Thks MikeM

Thks MikeM

Did wonder what justified

Did wonder what justified David Hisco's $4m salary and perks.

Grant, my point was that you

Grant, my point was that you implied our banking industry didn't implode during the GFC due to prudent self management. I'd say they dodged a bullet. But I guess one's view of what sound self management is, is somewhat subjective.  

MikeM, agreed, the banking

MikeM, agreed, the banking industry dodged a bullet. There was a massive marketing drive to push more and more debt to the innocent public. Don Brash and Allan Bollard was asleep at the steering wheel, with a classic misdirection blaming the innocent public and increasing interest rates when the focus should have been on the supply end of money. Low Doc loans were prevalent where all you had to do was declare you have a $250k income and the bank would approve the loans on extremely high 105% Loan to value ie negative equity the day you bought your property. No proof of earnings required just needed to be self employed.

ZZ - people aren't forced to

ZZ - people aren't forced to borrow money any more than the insurance salesman forces you to buy a policy for more than you need, a real estate agent forces you to buy a $1m house when you should only afford to buy one for $750k, the shop salesperson influences you to buy the add on product...such as ,,,,,,,,,,,,,personal responsibility does apply as well.
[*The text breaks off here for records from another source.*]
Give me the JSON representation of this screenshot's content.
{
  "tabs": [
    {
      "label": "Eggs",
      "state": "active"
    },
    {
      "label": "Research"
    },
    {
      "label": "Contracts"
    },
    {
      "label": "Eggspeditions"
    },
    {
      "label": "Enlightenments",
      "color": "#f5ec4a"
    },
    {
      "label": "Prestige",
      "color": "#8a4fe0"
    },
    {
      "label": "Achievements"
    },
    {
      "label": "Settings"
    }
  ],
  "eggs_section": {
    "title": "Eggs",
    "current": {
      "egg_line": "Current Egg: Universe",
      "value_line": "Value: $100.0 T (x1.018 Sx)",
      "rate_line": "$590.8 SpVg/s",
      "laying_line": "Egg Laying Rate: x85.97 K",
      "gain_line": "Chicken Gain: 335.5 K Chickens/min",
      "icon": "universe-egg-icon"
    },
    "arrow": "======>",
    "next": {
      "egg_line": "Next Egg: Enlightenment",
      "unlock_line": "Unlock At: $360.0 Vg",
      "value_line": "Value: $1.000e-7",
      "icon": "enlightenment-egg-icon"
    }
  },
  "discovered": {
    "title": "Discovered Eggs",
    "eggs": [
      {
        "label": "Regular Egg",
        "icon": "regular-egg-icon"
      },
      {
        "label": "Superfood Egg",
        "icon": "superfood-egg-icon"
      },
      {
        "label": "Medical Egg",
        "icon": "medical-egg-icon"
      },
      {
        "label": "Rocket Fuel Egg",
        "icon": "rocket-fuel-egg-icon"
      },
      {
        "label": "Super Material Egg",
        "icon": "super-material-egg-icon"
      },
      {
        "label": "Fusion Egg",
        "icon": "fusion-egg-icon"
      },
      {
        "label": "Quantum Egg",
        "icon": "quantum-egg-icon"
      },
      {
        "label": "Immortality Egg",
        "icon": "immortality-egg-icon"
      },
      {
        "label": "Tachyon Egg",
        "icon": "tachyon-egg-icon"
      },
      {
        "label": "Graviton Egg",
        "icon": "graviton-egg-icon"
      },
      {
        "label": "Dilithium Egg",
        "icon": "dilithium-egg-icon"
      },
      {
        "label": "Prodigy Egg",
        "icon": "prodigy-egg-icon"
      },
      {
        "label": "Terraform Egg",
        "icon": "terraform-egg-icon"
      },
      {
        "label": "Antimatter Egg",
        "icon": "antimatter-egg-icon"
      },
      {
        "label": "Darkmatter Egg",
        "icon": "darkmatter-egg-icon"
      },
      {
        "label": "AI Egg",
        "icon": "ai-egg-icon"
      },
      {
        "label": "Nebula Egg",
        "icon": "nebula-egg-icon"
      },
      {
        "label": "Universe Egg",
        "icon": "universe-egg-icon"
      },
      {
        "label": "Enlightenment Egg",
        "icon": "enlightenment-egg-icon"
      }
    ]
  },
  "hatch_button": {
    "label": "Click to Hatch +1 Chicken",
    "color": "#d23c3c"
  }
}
Grant A, debt and what it can

Grant A, debt and what it can buy is addictive and it is the responsibility of the RBNZ to police the banks to ensure that the marketing of debt is more disciplined. Day after day I see bank loans approved for individuals that really cannot afford to take on the debt. Simple balance sheet and income proof rules consistently ignored. The public needs to be held as the innocent party and the pusher and perpetrator of irresponsible debt the CEO and shareholders must be held fully accountable with jail sentences.
Debt should be properly labelled as addictive and should be classed together with drugs, drinking and gambling.

No, I totally accept your

No, I totally accept your point Mike, the Australasian banks funding was far too short, they knew if beforehand, we're looking to resolved it, but hadn't by the time of the GFC and indeed escaped a bullett pretty much because of the US Treasury's massive bail-out of the system and the Fed's QE. Clearly they hadn't modelled that as it was a once in a generation event, and there has been huge learning, or more particularly, action since.
 
Not so sure about your comment on the appalling state of the bank balance sheets - yes in the US and Europe where they have amazingly even been able to orchestrate a suspension of mark-to-market valuation of their assets, but on a comparative basis they are hugely stronger on this side of the world - or is it just a comment on the fact that the capital requirement of banks even under the new Basel regulation are too low. Make it higher that put more costs onto the customer but maybe that's not a reason to not so so.